Uniper and Port of Rotterdam Authority start feasibility study for green hydrogen plant at Maasvlakte

The studies mainly look at what is needed to establish export chains based on the knowledge available on both sides and then whether strategic cooperation can be set up with parties that can jointly realise these new chains. These exploratory studies take about four to six months. In the second half of 2021, by which time most studies will have been carried out, a good overview will be created of the most promising import chains.

Europe’s Hydrogen Hub

Rotterdam is an important landing port for North Rhine-Westphalia. For example, a quantity of crude oil is now transported daily by pipeline from Rotterdam to North Rhine-Westphalia, which is equivalent to 1500 tankers. A lot of hydrogen is needed to replace natural gas, oil and coal. It is estimated that the amount of green hydrogen coming in through Rotterdam in 2050 could rise to 18 million tons.
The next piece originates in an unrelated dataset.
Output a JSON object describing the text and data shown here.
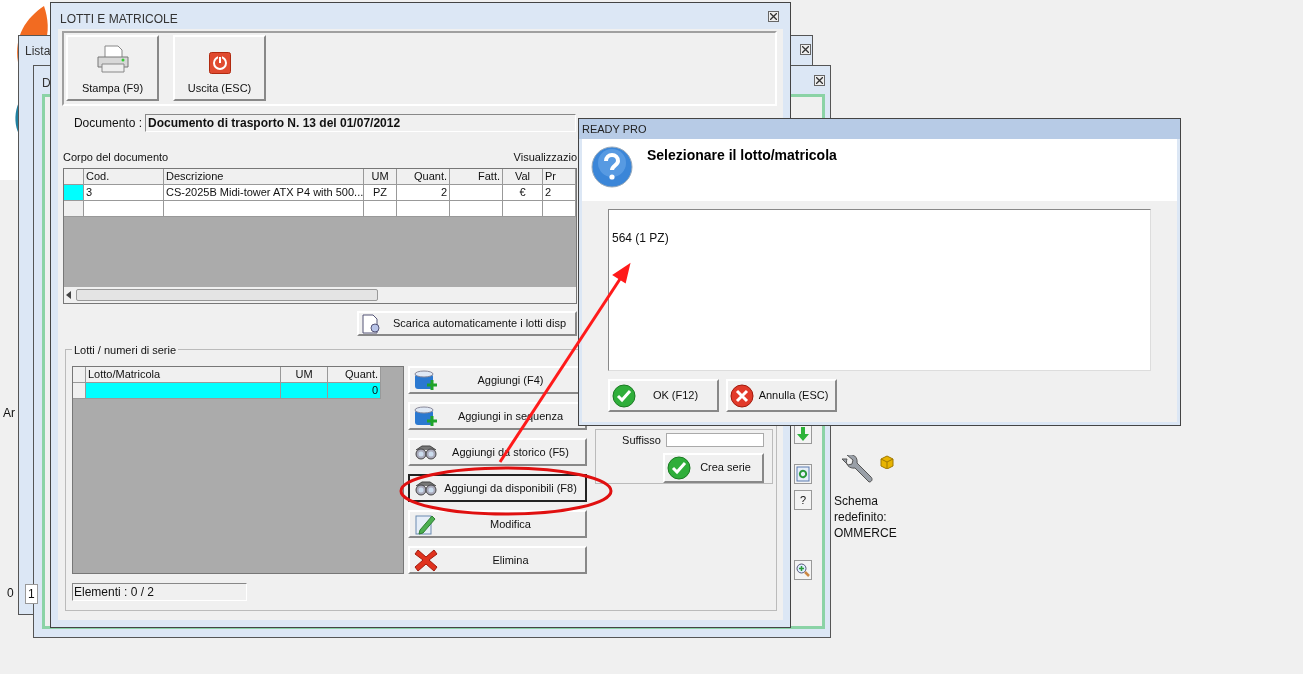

A substantial part of this is then intended for use in neighbouring countries, in particular Germany.

Major steps make hydrogen a reality

How important is hydrogen for a sustainable future? And what steps are currently being taken to make hydrogen a reality?

Transport of hydrogen

Research by the Port Authority shows that once hydrogen is in a vessel, the distance you transport it does not matter that much. The costs are mainly related to making hydrogen suitable for transport. Unlike, for example, oil that is liquid at ‘normal’ temperatures, hydrogen has to be cooled down considerably (to -253 degrees Celsius) to make it liquid. An alternative is to ‘pack’ (and unpack) hydrogen into another molecule, such as ammonia (NH3), methanol or a Liquid Organic Hydrogen Carrier (LOHC). That requires energy. However, many of the potential production countries are too far away to transport hydrogen in gaseous form to the Netherlands by pipeline.

In order to facilitate imports, various (Rotterdam) parties are now also looking at the development of import terminals. At the moment, several types of hydrogen carriers can already be handled in Rotterdam. It is expected that the terminal capacity for (green) hydrogen will be increased in the coming years. These terminals can connect to the new HyTransPort.RTM hydrogen pipeline that will run right through the port area. The Port Authority is developing this pipeline together with Gasunie. This will facilitate the distribution of hydrogen throughout the entire port complex and subsequently throughout the Netherlands and North-western Europe.

Rotterdam takes the lead on pipelines

Transporting LPG, propylene and hydrogen through the port of Rotterdam to South Limburg and transporting the CO2 in the other direction? It will be possible.